Mission San Luis Rey is a national historic landmark preserving educational and cultural sites including a museum, historic church, burial grounds, with soldier barracks and Lavanderia archeological sites. Alive as ever, Mission San Luis Rey is also home to an active community of Franciscan friars, Historic Church, a gift shop, along with an operating cemetery and retreat center open to all people of good will for spiritual renewal.


Introducing St. Francis Center, Los Angeles, California

St. Francis Center’s mission is to feed, serve, and walk with the poor as a community of hope in the spirit of Saint Francis of Assisi.

Since 1972, St. Francis Center has provided relief and support to homeless and extremely low-income individuals and families in Los Angeles. Much more than a soup kitchen or a food pantry, we offer a unique range of services to sustain and empower those in need and engaging volunteer opportunities in Los Angeles. Welcoming all with joy, dignity, and compassion, we dedicate ourselves every day to Serving Hope in our community.

To learn more, watch St. Francis Center’s Impact Video 2020:

Introducing Old Mission Santa Barbara, Santa Barbara, California

Old Mission Santa Barbara is a community of many parts, but one spirit. The Mission has served as a gathering place and spiritual home for many since its establishment in 1786. Today the Mission operations include a museum, gift shop, cemetery and mausoleum, and several historic gardens, as well as being the home to a community of Franciscan Friars on about 15 acres. The Mission is also home base for Saint Barbara Parish, which operates under the Archdiocese of Los Angeles, the Santa Bárbara Mission Archive-Library, a separate Franciscan-sponsored non-profit, and a Novitiate which provides the first year of educations for Friars in training from across the United States.

Old Mission Santa Barbara bears witness to the Franciscan missionary spirit through service to God and God’s people; as stewards of the Franciscan heritage in the West, we welcome all and strive to build a future based on reconciliation and justice which honors all creation and all people.

The Art of Photography


For the final edition of our “Sharing Our Artistic Gift” series, this month features the photography of Giovanni Dominguez, staff member at Mission San Luis Rey and Parish in Oceanside, California.
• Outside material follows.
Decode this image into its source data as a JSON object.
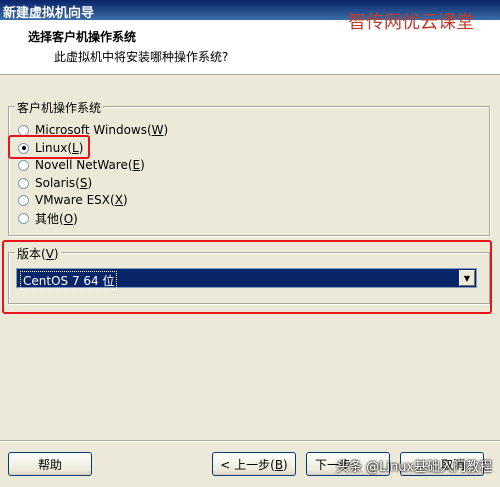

For Giovanni, photography is a way to relax, slow down a bit, and appreciate the scenery around him. See below for a few examples of Giovanni’s night photography.
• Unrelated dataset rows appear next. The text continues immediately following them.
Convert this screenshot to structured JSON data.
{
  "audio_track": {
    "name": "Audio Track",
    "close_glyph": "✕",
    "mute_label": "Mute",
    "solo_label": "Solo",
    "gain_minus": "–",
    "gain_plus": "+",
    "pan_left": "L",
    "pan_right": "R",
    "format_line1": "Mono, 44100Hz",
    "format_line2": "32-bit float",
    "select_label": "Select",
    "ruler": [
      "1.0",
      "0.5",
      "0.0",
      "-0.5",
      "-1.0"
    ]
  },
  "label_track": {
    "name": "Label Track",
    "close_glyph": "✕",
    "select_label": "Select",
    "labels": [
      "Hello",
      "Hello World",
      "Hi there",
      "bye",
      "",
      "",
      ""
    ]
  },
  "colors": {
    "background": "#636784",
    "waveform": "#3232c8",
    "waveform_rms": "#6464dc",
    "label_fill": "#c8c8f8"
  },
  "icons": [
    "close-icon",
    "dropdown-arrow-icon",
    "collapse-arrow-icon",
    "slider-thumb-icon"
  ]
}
Where do you find inspiration?
Life is inspiring. Taking photos is a way of capturing moments of life to savor them and to share with others. I do natural landscapes, portraits, and event photography and they’re all about catching a moment…no two photos are the same.


Why is photography meaningful to you?
It is a way of relaxing, especially when I photograph landscapes and can spend time outside in nature. It’s also about community, not competition or being the most popular.


What is your hope for someone who sees your photographs?
I hope they get inspired to go outside and appreciate nature too. Anyone can enjoy taking photos. Photography is for everyone!


Thank you to all those who shared their artistic gifts with our Province-wide family. We hope this series has encouraged everyone in their own creative hobbies and perhaps inspired a few new ones as well.